Electric Potential

Electrostatic potential at any point of an electric field is defined as potential energy per unit charge at that point.

Electric Potential Energy:

Let us consider a system of two point charges $q$ and $q^{‘}$ (positive test charge) separated by a distance $r$ Figure:7.a

Charge $q$ is fixed at point $P$ and is displaced from point R to S along a radial line PRS shown in the figure.

According to Coulomb’s law, the magnitude of the force on a positive test charge as is given by, If q’ moves towards $S$ through a small displacement $dr$ then work done by this force is given by, Total work done from point $R$ to $S$ i.e., from $r_{1}$ to $r_{2}$ is given by, It shows that work done on the test charge depends on end points not on the path taken.

The work done in moving the test charge $q’^{}$ from point $R$ to $S$ is equal to the change in potential energy in moving the test charge $q’^{}$ from point $R$ to $S$.

Thus, where is the potential energy of the test charge $q’^{}$ when it is at point $R$ is the potential energy of the test charge $q’^{}$ when it is at point $S$.

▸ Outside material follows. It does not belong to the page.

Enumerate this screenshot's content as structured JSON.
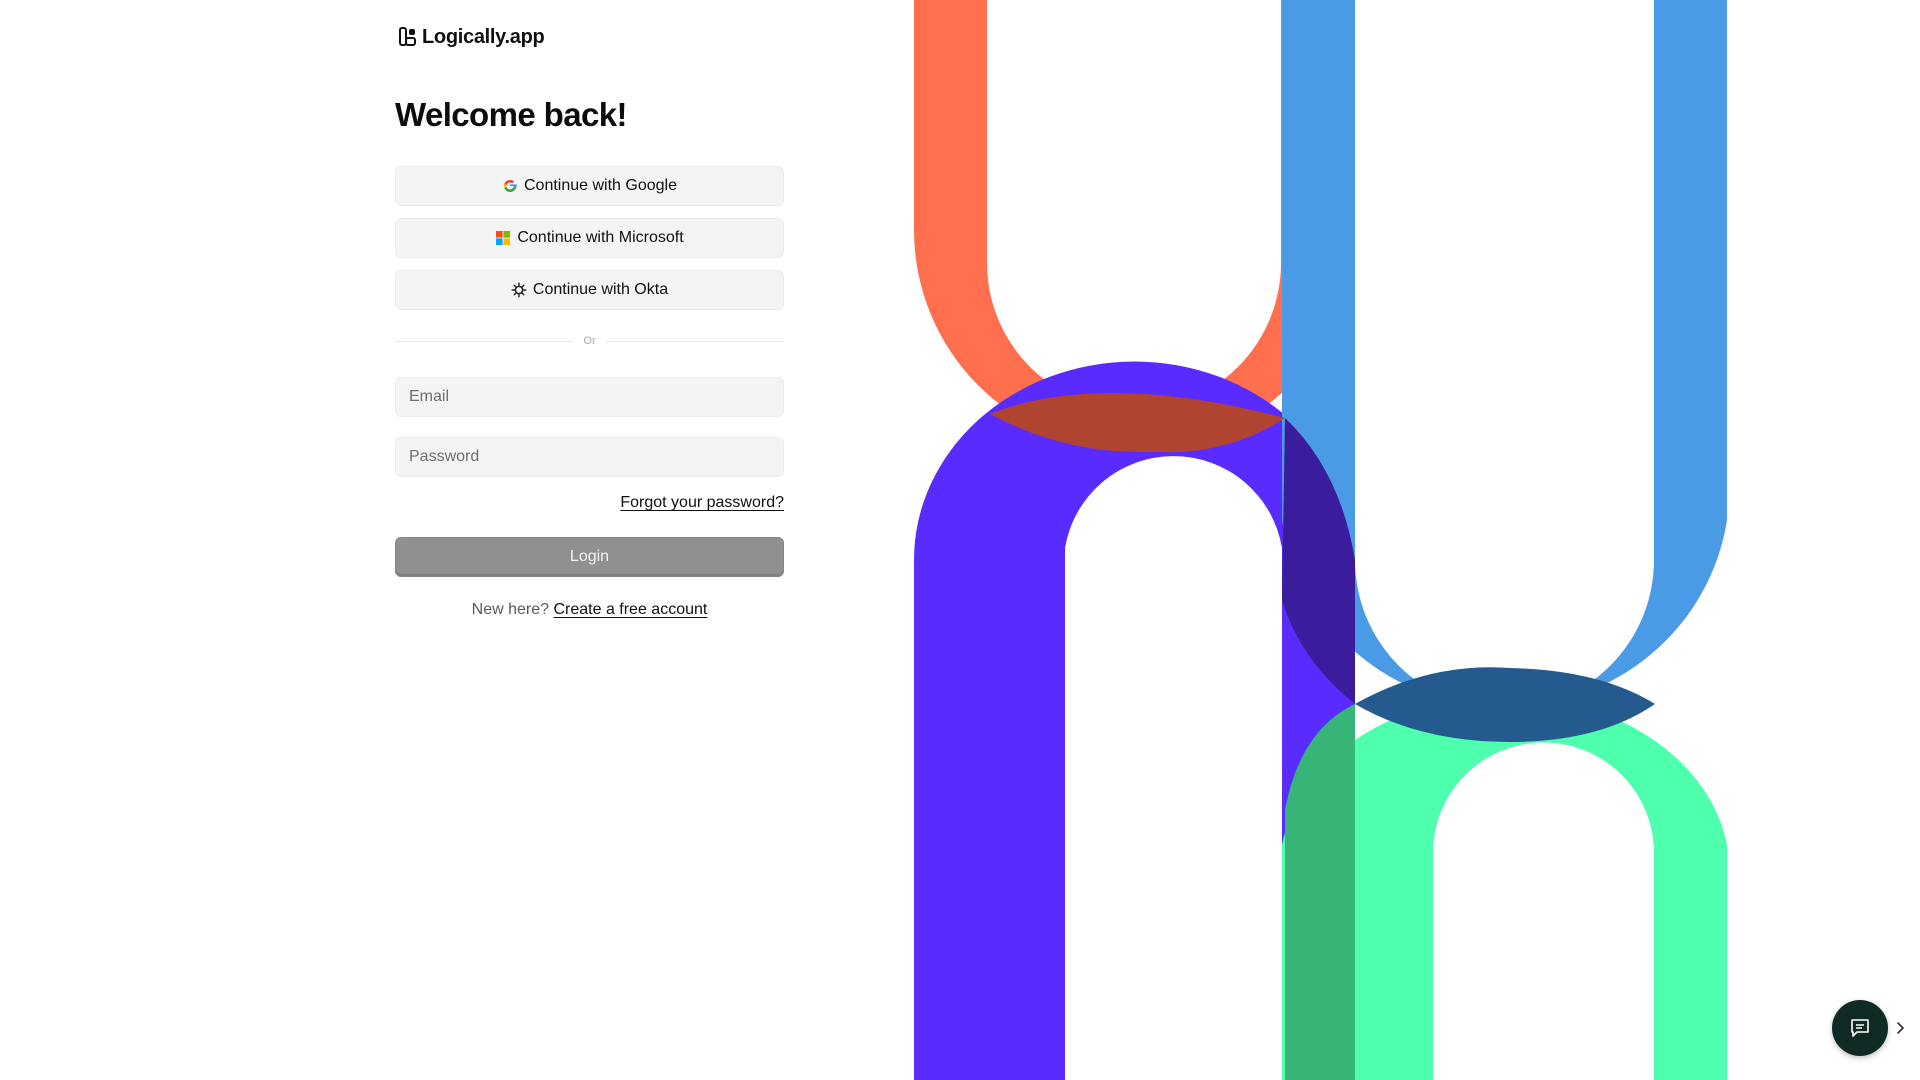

Thus potential energy of the test charge $q^{‘}$ at any distance r from charge $q$ is given by Electric potential:

Electric potential $V=U/q^{‘}$.

It is a scalar quantity and its SI unit is Volt.

1 Volt = 1 JC$^{-1}$

We have, Now dividing both sides of the above equation by $q^{‘}$, we get, Where $V_{r_{1}}$is the potential energy per unit charge at point $R$ and $V_{r_{2}}$is the potential energy per unit charge at point $S$.

If point $S$ is situated at infinity then, (as Potential energy at infinity is zero)

Therefore, the electric potential at a point in an electric field is the ratio of work done in bringing a test charge from infinity to that point to the magnitude of the test charge.

Potential due to point charge:

We have electric potential at a point due to a test charge $+q$, Potential $V$ at any point due to all the point charges in a given system is given by, For continuous charge distribution, the above equation becomes, Let us consider a diagram showing the electric field $E$ due to a point charge $+q$ at point $O in a radially outward direction. Figure:7.b Consider a test charge$q^{‘}$is at point R. Now force on$q^{‘}$is,$F=q^{‘}E$Work done by the force in displacing$q^{‘}$from$R$to$S$is,$dW=F.dr=q^{‘}E.dr$Change in potential energy is,$dU=-dW=-q^{‘}E.dr$Change in electric potential is,$dV=dU/q^{‘}$Or,$dV=-E.dr$Or,$E=-\frac{dV}{dr}$The quantity$\frac{dV}{dr}\$ is the rate of change of potential with distance. This is known as potential gradient.